[RECORDS FOR THIS TASK Boundary: Start]

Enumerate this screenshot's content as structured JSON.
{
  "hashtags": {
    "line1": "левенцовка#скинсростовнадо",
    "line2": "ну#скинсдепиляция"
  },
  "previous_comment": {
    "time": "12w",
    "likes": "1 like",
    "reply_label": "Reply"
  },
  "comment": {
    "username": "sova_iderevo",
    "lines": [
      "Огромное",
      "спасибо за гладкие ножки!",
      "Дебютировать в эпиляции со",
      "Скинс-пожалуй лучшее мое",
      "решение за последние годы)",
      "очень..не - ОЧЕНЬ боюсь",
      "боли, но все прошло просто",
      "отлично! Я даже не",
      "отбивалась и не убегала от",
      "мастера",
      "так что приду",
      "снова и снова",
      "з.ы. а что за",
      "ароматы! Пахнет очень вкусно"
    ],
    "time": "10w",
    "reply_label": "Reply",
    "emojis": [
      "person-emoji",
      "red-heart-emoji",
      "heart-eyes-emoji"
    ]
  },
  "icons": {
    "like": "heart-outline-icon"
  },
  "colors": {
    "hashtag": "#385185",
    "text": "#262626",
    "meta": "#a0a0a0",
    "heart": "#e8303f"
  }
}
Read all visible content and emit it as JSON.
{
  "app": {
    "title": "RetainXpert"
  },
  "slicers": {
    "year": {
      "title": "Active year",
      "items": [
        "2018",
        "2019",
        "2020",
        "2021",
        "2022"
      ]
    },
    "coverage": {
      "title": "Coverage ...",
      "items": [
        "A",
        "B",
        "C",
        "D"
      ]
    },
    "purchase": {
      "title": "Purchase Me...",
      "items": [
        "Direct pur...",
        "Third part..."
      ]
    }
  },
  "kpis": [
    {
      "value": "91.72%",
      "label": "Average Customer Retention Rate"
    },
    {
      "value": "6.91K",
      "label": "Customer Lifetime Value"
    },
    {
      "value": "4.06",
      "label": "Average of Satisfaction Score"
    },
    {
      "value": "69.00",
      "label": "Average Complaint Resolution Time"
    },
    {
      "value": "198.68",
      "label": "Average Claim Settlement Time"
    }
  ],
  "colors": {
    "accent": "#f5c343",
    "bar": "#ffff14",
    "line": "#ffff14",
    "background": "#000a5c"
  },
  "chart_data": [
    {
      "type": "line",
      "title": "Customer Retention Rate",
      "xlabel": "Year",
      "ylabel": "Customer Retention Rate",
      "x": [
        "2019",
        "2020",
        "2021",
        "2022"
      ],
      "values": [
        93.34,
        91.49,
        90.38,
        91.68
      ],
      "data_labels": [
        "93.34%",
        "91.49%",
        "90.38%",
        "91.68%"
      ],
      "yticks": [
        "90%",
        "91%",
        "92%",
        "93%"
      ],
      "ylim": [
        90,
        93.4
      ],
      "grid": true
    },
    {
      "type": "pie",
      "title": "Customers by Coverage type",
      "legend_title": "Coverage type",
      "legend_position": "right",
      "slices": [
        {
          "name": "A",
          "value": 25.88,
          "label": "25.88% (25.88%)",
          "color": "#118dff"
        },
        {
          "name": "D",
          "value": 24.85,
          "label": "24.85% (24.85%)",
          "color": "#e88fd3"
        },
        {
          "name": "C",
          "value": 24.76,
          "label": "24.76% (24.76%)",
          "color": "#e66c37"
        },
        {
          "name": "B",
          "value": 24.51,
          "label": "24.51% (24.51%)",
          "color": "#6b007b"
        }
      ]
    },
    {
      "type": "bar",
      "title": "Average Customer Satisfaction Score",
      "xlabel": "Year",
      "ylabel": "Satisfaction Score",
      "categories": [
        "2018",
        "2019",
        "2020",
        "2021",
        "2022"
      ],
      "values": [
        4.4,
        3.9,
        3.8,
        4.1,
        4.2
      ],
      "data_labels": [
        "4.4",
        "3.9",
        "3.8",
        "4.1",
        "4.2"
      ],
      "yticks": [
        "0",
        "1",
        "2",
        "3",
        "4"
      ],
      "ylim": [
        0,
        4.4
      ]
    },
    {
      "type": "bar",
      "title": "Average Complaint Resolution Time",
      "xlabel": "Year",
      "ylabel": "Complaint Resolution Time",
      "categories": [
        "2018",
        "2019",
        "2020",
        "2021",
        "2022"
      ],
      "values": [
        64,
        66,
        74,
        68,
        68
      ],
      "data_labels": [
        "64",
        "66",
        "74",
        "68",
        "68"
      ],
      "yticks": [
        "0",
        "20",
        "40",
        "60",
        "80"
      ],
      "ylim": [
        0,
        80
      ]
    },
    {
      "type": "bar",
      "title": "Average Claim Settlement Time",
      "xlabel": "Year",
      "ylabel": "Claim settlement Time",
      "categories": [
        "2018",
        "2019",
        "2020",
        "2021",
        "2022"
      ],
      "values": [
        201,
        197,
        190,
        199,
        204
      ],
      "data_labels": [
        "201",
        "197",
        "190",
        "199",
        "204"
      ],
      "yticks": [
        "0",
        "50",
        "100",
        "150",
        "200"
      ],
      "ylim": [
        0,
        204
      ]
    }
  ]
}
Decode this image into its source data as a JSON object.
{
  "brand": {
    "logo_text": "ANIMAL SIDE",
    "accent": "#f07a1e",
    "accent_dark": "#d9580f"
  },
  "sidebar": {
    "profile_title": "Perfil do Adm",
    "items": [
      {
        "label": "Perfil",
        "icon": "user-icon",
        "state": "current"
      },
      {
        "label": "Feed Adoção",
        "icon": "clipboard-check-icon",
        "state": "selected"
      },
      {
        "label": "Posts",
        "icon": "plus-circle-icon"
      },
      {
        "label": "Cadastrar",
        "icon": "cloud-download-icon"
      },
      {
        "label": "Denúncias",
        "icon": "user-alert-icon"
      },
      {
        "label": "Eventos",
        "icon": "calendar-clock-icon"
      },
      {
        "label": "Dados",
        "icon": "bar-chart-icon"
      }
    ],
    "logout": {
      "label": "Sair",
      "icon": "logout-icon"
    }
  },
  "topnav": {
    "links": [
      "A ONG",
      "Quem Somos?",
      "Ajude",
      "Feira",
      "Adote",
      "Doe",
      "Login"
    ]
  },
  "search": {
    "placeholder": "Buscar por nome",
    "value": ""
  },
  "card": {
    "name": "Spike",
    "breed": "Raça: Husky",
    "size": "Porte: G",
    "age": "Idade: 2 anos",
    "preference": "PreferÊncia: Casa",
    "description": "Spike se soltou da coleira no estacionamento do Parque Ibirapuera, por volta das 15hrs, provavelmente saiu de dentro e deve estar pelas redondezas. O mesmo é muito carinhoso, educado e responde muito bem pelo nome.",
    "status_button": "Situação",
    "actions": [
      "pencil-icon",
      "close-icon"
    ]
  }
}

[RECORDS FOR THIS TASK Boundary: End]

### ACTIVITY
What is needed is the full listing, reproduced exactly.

### ANSWER TO THIS PROBLEM
Enumerate this screenshot's content as structured JSON.
{
  "hashtags": {
    "line1": "левенцовка#скинсростовнадо",
    "line2": "ну#скинсдепиляция"
  },
  "previous_comment": {
    "time": "12w",
    "likes": "1 like",
    "reply_label": "Reply"
  },
  "comment": {
    "username": "sova_iderevo",
    "lines": [
      "Огромное",
      "спасибо за гладкие ножки!",
      "Дебютировать в эпиляции со",
      "Скинс-пожалуй лучшее мое",
      "решение за последние годы)",
      "очень..не - ОЧЕНЬ боюсь",
      "боли, но все прошло просто",
      "отлично! Я даже не",
      "отбивалась и не убегала от",
      "мастера",
      "так что приду",
      "снова и снова",
      "з.ы. а что за",
      "ароматы! Пахнет очень вкусно"
    ],
    "time": "10w",
    "reply_label": "Reply",
    "emojis": [
      "person-emoji",
      "red-heart-emoji",
      "heart-eyes-emoji"
    ]
  },
  "icons": {
    "like": "heart-outline-icon"
  },
  "colors": {
    "hashtag": "#385185",
    "text": "#262626",
    "meta": "#a0a0a0",
    "heart": "#e8303f"
  }
}
Read all visible content and emit it as JSON.
{
  "app": {
    "title": "RetainXpert"
  },
  "slicers": {
    "year": {
      "title": "Active year",
      "items": [
        "2018",
        "2019",
        "2020",
        "2021",
        "2022"
      ]
    },
    "coverage": {
      "title": "Coverage ...",
      "items": [
        "A",
        "B",
        "C",
        "D"
      ]
    },
    "purchase": {
      "title": "Purchase Me...",
      "items": [
        "Direct pur...",
        "Third part..."
      ]
    }
  },
  "kpis": [
    {
      "value": "91.72%",
      "label": "Average Customer Retention Rate"
    },
    {
      "value": "6.91K",
      "label": "Customer Lifetime Value"
    },
    {
      "value": "4.06",
      "label": "Average of Satisfaction Score"
    },
    {
      "value": "69.00",
      "label": "Average Complaint Resolution Time"
    },
    {
      "value": "198.68",
      "label": "Average Claim Settlement Time"
    }
  ],
  "colors": {
    "accent": "#f5c343",
    "bar": "#ffff14",
    "line": "#ffff14",
    "background": "#000a5c"
  },
  "chart_data": [
    {
      "type": "line",
      "title": "Customer Retention Rate",
      "xlabel": "Year",
      "ylabel": "Customer Retention Rate",
      "x": [
        "2019",
        "2020",
        "2021",
        "2022"
      ],
      "values": [
        93.34,
        91.49,
        90.38,
        91.68
      ],
      "data_labels": [
        "93.34%",
        "91.49%",
        "90.38%",
        "91.68%"
      ],
      "yticks": [
        "90%",
        "91%",
        "92%",
        "93%"
      ],
      "ylim": [
        90,
        93.4
      ],
      "grid": true
    },
    {
      "type": "pie",
      "title": "Customers by Coverage type",
      "legend_title": "Coverage type",
      "legend_position": "right",
      "slices": [
        {
          "name": "A",
          "value": 25.88,
          "label": "25.88% (25.88%)",
          "color": "#118dff"
        },
        {
          "name": "D",
          "value": 24.85,
          "label": "24.85% (24.85%)",
          "color": "#e88fd3"
        },
        {
          "name": "C",
          "value": 24.76,
          "label": "24.76% (24.76%)",
          "color": "#e66c37"
        },
        {
          "name": "B",
          "value": 24.51,
          "label": "24.51% (24.51%)",
          "color": "#6b007b"
        }
      ]
    },
    {
      "type": "bar",
      "title": "Average Customer Satisfaction Score",
      "xlabel": "Year",
      "ylabel": "Satisfaction Score",
      "categories": [
        "2018",
        "2019",
        "2020",
        "2021",
        "2022"
      ],
      "values": [
        4.4,
        3.9,
        3.8,
        4.1,
        4.2
      ],
      "data_labels": [
        "4.4",
        "3.9",
        "3.8",
        "4.1",
        "4.2"
      ],
      "yticks": [
        "0",
        "1",
        "2",
        "3",
        "4"
      ],
      "ylim": [
        0,
        4.4
      ]
    },
    {
      "type": "bar",
      "title": "Average Complaint Resolution Time",
      "xlabel": "Year",
      "ylabel": "Complaint Resolution Time",
      "categories": [
        "2018",
        "2019",
        "2020",
        "2021",
        "2022"
      ],
      "values": [
        64,
        66,
        74,
        68,
        68
      ],
      "data_labels": [
        "64",
        "66",
        "74",
        "68",
        "68"
      ],
      "yticks": [
        "0",
        "20",
        "40",
        "60",
        "80"
      ],
      "ylim": [
        0,
        80
      ]
    },
    {
      "type": "bar",
      "title": "Average Claim Settlement Time",
      "xlabel": "Year",
      "ylabel": "Claim settlement Time",
      "categories": [
        "2018",
        "2019",
        "2020",
        "2021",
        "2022"
      ],
      "values": [
        201,
        197,
        190,
        199,
        204
      ],
      "data_labels": [
        "201",
        "197",
        "190",
        "199",
        "204"
      ],
      "yticks": [
        "0",
        "50",
        "100",
        "150",
        "200"
      ],
      "ylim": [
        0,
        204
      ]
    }
  ]
}
Decode this image into its source data as a JSON object.
{
  "brand": {
    "logo_text": "ANIMAL SIDE",
    "accent": "#f07a1e",
    "accent_dark": "#d9580f"
  },
  "sidebar": {
    "profile_title": "Perfil do Adm",
    "items": [
      {
        "label": "Perfil",
        "icon": "user-icon",
        "state": "current"
      },
      {
        "label": "Feed Adoção",
        "icon": "clipboard-check-icon",
        "state": "selected"
      },
      {
        "label": "Posts",
        "icon": "plus-circle-icon"
      },
      {
        "label": "Cadastrar",
        "icon": "cloud-download-icon"
      },
      {
        "label": "Denúncias",
        "icon": "user-alert-icon"
      },
      {
        "label": "Eventos",
        "icon": "calendar-clock-icon"
      },
      {
        "label": "Dados",
        "icon": "bar-chart-icon"
      }
    ],
    "logout": {
      "label": "Sair",
      "icon": "logout-icon"
    }
  },
  "topnav": {
    "links": [
      "A ONG",
      "Quem Somos?",
      "Ajude",
      "Feira",
      "Adote",
      "Doe",
      "Login"
    ]
  },
  "search": {
    "placeholder": "Buscar por nome",
    "value": ""
  },
  "card": {
    "name": "Spike",
    "breed": "Raça: Husky",
    "size": "Porte: G",
    "age": "Idade: 2 anos",
    "preference": "PreferÊncia: Casa",
    "description": "Spike se soltou da coleira no estacionamento do Parque Ibirapuera, por volta das 15hrs, provavelmente saiu de dentro e deve estar pelas redondezas. O mesmo é muito carinhoso, educado e responde muito bem pelo nome.",
    "status_button": "Situação",
    "actions": [
      "pencil-icon",
      "close-icon"
    ]
  }
}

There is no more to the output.